Combine and planter demos at Farm Science Review

first_imgShare Facebook Twitter Google + LinkedIn Pinterest The latest in agricultural equipment and farming methods will be showcased at the 2015 Farm Science Review during a plot combine and plot planter field demonstration Sept. 23 at 1 p.m., at theMolly Caren Agricultural Center near London, Ohio.The demo is a great opportunity for crop researchers to see how different combines operate in corn and soybean plots and all aspects of the machines, said Matt Sullivan, assistant manager of the Farm Science Review, which is sponsored by the College of Food, Agricultural, and Environmental Sciences at The Ohio State University.It’s also a good chance to see plot planters demonstrating the latest seeding techniques, he said, noting that the presentation is an addition to the show’s normal field demos schedule.“This is unique in that those attending the demo will see four different plot combines and three plot planters in action at a single event,” Sullivan said.Other field demos during the show include GPS technology/strip-till, nutrient application equipment, tillage, unmanned aerial vehicles (drones), soil sampling, planter technology, corn harvest, corn stalk baling and wrapping, stalk shredders, soybean harvest and field drainage installation. A complete schedule can be found attendees wanting to see the plot demo or any other field demo should board a shuttle wagon on the west end of the Farm Science Review exhibit area. The demos will be the first stop, across from the Gwynne Conservation Area.last_img read more

The Leadership Playbook: Leaders Use Persuasion Not Force

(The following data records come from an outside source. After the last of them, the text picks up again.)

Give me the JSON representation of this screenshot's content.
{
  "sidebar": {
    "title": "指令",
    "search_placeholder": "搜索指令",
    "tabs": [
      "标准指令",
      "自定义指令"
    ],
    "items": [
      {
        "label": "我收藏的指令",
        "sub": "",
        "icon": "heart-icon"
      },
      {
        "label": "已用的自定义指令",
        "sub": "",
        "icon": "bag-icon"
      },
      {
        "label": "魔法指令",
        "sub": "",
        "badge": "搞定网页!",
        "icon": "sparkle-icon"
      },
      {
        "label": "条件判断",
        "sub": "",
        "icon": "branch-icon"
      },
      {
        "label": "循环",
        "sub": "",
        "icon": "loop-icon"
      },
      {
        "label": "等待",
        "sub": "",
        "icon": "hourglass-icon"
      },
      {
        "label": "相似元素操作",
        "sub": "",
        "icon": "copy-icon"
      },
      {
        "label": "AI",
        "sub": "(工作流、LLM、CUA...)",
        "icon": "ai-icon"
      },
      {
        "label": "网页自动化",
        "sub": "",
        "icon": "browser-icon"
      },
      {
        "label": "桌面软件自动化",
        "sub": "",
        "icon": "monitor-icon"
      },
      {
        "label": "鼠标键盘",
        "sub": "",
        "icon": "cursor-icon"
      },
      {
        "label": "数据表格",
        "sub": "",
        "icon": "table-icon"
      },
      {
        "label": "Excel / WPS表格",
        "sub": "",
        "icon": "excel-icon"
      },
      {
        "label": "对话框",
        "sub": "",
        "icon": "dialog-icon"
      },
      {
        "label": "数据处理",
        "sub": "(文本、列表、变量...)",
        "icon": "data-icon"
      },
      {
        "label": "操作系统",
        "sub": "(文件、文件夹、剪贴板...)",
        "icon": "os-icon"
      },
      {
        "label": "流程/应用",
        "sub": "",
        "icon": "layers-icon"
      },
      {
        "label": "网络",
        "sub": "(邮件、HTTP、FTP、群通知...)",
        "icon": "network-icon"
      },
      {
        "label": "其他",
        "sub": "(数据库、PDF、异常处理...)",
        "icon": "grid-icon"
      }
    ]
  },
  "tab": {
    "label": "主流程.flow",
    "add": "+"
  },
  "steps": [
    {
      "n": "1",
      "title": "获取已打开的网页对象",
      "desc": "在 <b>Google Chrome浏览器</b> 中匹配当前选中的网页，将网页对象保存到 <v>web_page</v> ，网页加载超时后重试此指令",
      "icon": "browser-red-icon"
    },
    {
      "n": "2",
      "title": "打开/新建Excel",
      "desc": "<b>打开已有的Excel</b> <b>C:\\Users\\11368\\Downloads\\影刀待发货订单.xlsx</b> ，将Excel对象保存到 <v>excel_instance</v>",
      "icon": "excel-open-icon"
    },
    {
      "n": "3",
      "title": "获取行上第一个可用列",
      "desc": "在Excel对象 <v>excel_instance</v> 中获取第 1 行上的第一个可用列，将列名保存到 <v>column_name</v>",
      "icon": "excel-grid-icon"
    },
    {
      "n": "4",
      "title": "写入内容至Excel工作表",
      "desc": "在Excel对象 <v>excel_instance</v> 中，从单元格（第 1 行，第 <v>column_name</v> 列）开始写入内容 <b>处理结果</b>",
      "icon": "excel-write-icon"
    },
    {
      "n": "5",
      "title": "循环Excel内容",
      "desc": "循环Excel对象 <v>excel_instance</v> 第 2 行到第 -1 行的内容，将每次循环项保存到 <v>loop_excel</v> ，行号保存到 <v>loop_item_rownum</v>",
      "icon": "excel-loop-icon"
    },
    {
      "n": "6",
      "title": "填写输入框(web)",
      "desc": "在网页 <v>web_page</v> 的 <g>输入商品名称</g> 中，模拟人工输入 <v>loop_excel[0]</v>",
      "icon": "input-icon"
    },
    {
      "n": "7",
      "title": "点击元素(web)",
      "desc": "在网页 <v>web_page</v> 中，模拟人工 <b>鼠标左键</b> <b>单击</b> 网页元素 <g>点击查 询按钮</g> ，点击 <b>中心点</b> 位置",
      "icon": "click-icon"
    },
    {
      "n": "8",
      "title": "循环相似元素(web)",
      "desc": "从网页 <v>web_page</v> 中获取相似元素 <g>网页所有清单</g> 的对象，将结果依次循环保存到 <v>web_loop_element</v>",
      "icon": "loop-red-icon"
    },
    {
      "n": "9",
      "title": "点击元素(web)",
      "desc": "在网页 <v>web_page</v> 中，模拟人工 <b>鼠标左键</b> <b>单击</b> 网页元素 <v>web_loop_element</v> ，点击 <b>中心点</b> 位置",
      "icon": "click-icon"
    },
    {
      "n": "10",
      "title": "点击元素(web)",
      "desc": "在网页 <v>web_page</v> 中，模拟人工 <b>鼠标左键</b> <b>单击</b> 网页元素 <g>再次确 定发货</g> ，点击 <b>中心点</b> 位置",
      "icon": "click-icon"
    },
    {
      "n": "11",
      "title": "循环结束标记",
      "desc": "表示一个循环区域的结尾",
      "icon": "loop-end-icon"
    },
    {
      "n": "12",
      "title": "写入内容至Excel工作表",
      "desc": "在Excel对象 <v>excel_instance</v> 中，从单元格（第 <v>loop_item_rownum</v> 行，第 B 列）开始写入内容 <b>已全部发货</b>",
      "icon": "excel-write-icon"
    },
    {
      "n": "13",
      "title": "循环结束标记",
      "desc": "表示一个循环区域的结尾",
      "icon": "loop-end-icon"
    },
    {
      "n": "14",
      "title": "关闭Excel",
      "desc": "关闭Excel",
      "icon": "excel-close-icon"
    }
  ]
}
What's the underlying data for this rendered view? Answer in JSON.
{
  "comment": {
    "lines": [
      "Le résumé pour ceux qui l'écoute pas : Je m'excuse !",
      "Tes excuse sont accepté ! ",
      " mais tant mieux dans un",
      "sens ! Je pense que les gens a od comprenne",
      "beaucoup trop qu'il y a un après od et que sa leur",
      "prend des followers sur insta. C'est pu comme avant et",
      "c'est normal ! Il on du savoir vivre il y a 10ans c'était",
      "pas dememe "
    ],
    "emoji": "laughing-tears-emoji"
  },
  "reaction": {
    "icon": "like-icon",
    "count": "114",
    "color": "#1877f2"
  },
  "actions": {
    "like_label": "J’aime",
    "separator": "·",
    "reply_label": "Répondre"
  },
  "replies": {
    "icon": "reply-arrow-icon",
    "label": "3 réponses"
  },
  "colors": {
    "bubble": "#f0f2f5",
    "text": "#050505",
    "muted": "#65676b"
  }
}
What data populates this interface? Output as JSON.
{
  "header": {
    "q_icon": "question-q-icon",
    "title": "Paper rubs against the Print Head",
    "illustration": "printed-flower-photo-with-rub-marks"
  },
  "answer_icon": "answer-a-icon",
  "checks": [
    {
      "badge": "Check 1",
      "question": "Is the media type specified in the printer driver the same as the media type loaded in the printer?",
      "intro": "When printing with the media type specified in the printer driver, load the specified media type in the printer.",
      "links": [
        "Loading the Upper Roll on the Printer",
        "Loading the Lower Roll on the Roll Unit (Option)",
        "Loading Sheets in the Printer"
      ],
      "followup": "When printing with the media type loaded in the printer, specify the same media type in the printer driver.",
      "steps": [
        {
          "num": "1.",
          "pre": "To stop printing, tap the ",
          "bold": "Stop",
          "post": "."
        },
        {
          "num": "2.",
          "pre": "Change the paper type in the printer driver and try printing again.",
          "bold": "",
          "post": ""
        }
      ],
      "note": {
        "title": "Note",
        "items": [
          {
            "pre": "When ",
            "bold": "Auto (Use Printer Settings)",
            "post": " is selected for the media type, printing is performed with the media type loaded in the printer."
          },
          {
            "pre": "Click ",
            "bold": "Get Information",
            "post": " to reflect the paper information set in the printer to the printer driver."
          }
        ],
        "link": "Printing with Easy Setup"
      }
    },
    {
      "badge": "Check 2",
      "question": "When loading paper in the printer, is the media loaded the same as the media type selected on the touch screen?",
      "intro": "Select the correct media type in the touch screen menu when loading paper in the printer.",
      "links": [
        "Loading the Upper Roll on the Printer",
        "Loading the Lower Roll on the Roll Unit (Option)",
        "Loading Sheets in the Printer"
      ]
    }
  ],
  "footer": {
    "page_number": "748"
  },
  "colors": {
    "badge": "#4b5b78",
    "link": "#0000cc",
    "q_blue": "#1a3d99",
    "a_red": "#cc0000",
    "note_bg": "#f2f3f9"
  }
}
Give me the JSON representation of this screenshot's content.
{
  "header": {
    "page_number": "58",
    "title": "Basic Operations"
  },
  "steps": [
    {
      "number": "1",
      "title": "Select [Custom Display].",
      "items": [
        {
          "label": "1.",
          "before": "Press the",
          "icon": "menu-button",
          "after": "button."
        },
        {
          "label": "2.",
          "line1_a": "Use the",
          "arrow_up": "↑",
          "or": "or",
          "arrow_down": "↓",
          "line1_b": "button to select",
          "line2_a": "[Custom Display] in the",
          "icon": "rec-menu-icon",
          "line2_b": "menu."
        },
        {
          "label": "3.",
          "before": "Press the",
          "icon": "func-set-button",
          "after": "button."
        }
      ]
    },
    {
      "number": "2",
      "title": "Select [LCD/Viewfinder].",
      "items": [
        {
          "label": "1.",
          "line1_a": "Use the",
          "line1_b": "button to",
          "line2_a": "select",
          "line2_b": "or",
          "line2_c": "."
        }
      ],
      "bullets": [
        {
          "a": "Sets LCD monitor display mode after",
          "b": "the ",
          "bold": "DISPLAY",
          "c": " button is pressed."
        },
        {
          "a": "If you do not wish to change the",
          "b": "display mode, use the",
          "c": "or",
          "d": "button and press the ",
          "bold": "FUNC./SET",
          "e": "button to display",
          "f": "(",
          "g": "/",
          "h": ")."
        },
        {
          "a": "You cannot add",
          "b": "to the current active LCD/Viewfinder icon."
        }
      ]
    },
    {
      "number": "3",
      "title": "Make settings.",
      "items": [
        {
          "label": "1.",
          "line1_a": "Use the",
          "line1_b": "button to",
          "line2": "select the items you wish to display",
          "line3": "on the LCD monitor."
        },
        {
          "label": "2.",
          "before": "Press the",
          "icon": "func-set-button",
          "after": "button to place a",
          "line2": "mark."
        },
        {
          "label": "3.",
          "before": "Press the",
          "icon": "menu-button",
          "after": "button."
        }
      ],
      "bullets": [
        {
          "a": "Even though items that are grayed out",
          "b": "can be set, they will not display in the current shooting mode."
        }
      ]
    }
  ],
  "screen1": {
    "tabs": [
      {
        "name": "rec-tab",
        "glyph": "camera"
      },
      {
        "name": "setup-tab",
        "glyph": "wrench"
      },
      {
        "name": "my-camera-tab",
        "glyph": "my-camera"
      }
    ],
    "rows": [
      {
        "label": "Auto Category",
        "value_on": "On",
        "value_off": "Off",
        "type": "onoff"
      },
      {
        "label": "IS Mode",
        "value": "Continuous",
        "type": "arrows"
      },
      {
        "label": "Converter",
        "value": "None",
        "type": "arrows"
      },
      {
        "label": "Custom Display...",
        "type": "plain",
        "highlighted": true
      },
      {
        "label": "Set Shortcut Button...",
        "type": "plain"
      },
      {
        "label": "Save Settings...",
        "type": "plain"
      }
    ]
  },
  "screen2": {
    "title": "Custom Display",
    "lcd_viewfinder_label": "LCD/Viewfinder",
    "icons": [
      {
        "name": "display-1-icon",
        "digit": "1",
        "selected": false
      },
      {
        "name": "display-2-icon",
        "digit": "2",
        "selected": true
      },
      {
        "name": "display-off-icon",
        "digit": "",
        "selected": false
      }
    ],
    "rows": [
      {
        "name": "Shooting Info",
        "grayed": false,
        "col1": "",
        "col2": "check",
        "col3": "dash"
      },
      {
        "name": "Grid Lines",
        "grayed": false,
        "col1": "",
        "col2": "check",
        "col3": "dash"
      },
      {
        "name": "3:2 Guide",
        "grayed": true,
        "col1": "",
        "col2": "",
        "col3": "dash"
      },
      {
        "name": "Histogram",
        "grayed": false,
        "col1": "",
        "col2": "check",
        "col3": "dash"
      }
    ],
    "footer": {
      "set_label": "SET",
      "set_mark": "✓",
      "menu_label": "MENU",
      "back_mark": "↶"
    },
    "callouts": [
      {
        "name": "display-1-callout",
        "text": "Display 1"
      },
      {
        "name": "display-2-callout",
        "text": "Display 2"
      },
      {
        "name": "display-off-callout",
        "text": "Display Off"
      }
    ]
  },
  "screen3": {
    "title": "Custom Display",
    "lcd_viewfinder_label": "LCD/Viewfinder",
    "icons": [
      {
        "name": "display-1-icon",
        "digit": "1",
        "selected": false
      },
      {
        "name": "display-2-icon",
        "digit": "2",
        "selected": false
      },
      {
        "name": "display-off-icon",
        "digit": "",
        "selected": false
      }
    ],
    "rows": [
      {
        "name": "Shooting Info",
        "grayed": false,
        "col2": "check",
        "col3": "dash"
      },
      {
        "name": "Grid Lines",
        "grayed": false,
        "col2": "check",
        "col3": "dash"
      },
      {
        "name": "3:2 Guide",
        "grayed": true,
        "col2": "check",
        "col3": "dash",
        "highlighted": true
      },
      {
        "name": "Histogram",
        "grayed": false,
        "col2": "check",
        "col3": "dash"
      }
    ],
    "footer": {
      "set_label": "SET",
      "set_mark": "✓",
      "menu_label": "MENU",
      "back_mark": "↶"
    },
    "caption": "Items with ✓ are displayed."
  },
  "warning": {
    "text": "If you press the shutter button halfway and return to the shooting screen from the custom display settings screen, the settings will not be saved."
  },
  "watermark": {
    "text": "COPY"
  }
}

first_img Essential Reading! Get my 3rd book: Eat Their Lunch “The first ever playbook for B2B salespeople on how to win clients and customers who are already being serviced by your competition.” Buy Now Leaders have to be great salespeople to lead effectively. The reason? Because true leadership is based on persuasion and not force (with one exception we’ll get to later).Leadership isn’t a position on an organizational chart. An org chart contains titles, and despite what you might believe, titles aren’t always an indication as to whether or not someone is a leader. The real way to discern who is a leader is to measure their followers. You see, someone may have the title without the followers, and another someone may have the followers without the title.You don’t create followers with formal, structural, organizational chart authority. That “power” only creates subordinates, employees, and direct reports. You create followers with persuasion, with influence.Persuasion and influence are more powerful forces than formal authority. Formal authority might allow you to tell someone what to do, but it does nothing to make them want to do it, and more often it has the opposite effect (especially in the most important things).When you forego formal authority, you are forced to sell people on your vision, your mission, your values, and why you are different.You have to sell people on why your vision is necessary and how those who follow you are going to be transformed.You have to persuade people to adopt your mission as their own mission, knowing that until it becomes their mission, it isn’t going to be powerful enough to produce the outcomes.As a leader, you have to sell your values. What you value is the foundation of the culture you build. You have to sell those beliefs, persuading others to adopt them as their own.It’s difficult for people to believe you are different and follow your lead unless you persuade them that you are different and that it makes a difference.You can’t force people to become followers.But there is a major exception to influence, one where force is required: When people refuse to adopt your values and threaten your culture. There isn’t anyway to negotiate around your values and your culture, and allowing people to threaten your culture puts your vision, mission, and differences at risk. Not all values are equal, and you might need to use force to defend your culture.Drucker is credited as saying culture eats strategy for breakfast. Persuasion eats force for breakfast, lunch, and dinner.last_img read more